  3. In the Properties window, set the X Scale to 1.4, Y Scale to 1.4, Z Scale to 1.4.

Create CameraCaptureClient Script

Capturing images needs to be done from a Lua script. The Camera object has a function called Capture that takes in an argument that specifies the resolution of the capture.

Create a new script called CameraCaptureClient and place it into the Client Context in the Hierarchy.

Add Custom Properties

The CameraCaptureClient script needs references to the UI image and Camera to use.

  1. Add the UI Icon image as a custom property and name it Icon.
  2. Add the Camera as a custom property and name it Camera.

Open up the CameraCaptureClient script and create references to the properties.

local ICON = script:GetCustomProperty("Icon"):WaitForObject()
local CAMERA = script:GetCustomProperty("Camera"):WaitForObject()

Camera Capture

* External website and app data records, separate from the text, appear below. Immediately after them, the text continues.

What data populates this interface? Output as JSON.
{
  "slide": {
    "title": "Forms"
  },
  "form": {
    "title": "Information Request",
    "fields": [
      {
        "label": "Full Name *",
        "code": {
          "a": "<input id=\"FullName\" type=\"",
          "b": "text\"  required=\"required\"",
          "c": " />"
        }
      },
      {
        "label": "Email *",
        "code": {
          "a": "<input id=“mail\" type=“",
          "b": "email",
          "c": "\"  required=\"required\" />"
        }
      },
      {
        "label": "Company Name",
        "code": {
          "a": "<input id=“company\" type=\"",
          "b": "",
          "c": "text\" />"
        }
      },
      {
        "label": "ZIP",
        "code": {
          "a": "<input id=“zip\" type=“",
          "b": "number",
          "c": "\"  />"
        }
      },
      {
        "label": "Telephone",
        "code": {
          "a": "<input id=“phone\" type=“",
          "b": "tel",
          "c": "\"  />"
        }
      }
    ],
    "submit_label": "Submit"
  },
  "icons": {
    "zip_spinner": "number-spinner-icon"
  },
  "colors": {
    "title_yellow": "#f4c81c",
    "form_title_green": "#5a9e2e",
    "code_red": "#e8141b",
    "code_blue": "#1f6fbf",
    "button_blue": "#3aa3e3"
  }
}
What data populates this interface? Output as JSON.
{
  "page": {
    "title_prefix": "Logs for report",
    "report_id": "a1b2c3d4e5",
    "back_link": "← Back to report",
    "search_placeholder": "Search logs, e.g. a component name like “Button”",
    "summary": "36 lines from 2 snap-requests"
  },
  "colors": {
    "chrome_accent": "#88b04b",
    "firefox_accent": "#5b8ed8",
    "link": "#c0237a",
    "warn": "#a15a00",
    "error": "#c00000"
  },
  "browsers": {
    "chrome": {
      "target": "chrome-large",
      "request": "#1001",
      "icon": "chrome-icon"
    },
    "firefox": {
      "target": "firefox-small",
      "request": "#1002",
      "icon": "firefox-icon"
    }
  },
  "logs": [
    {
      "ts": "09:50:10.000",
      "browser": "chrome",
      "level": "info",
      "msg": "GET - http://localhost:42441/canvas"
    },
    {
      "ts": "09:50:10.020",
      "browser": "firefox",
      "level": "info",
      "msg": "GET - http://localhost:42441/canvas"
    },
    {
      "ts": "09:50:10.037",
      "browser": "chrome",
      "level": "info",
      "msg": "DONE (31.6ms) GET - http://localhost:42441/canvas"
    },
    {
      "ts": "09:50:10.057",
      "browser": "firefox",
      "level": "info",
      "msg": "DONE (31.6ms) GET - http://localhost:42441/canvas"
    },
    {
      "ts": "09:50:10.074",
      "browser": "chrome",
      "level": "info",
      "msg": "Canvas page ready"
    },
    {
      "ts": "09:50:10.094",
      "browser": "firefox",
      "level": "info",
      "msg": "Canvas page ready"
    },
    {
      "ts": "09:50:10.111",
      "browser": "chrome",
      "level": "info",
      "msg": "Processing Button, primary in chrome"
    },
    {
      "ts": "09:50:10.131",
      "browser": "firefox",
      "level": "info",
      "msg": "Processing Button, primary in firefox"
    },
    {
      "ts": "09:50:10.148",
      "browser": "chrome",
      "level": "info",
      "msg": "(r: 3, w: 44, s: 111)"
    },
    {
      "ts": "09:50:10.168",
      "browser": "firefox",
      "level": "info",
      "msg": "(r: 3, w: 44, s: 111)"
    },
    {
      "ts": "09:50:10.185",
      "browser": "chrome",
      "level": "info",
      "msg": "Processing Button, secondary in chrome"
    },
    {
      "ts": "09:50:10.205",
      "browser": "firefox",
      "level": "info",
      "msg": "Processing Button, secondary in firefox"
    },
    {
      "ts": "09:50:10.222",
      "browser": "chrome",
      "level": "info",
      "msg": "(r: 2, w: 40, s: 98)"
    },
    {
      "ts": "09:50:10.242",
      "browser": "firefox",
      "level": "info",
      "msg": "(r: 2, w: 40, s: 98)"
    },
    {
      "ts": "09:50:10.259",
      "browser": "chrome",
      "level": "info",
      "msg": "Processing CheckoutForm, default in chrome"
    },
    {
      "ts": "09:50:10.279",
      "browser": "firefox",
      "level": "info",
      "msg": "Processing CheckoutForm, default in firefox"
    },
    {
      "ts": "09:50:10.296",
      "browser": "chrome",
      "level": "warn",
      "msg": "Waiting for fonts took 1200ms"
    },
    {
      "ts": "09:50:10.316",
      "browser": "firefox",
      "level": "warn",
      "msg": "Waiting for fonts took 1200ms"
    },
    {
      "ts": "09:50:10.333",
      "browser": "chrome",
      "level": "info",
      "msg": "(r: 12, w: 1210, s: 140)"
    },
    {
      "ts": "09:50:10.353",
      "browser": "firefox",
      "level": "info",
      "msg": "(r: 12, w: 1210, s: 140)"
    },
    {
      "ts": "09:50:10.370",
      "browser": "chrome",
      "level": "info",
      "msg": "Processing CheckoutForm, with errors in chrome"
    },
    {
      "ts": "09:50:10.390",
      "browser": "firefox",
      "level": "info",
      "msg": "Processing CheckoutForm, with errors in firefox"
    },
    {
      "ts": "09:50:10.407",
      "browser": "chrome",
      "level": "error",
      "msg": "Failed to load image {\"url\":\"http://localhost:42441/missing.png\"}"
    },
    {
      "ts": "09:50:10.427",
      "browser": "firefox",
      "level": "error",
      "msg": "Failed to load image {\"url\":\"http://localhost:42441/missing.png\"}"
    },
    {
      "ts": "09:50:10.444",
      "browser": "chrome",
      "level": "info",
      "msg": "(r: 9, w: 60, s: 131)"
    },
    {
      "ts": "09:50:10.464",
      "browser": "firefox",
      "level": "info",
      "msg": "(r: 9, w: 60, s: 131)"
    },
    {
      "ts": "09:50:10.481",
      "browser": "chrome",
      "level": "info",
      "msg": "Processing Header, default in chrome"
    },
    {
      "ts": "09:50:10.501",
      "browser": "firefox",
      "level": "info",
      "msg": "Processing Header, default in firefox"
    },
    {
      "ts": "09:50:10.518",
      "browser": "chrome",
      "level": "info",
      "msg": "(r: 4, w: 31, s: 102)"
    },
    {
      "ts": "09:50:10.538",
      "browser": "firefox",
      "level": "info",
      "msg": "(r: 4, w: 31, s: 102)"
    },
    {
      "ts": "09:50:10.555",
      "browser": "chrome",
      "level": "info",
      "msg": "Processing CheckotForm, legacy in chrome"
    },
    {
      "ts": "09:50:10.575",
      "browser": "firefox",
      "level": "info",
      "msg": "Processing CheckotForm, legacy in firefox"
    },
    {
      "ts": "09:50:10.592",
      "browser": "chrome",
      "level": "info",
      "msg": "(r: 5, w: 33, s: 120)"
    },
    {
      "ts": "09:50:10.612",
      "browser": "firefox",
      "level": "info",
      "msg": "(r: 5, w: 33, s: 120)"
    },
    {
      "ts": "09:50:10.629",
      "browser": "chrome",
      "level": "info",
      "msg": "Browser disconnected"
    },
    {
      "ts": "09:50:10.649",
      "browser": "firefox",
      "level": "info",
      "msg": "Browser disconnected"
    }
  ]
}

Create the following code, which will create a capture using the Capture function, and passing in a resolution. The Capture function will return a CameraCapture object that may be used to display this image or refresh the capture. The Capture function may return nil if the total budget (8,388,608 pixels) is reached.

A CameraCapture can be refreshed or released. When releasing a CameraCapture the instance will become invalid and should no longer be used.

local capture = CAMERA:Capture(CameraCaptureResolution.SMALL)

ICON:SetCameraCapture(capture)

Test the Icon Generator

Place an object within the bounds of the dummy object, and enter play mode. You should see the object, frame, and background show in the UI.

Icon Generator

Learn More

UIControl | UIText | Events | CameraCapture | Camera


Dernière mise à jour: January 5, 2022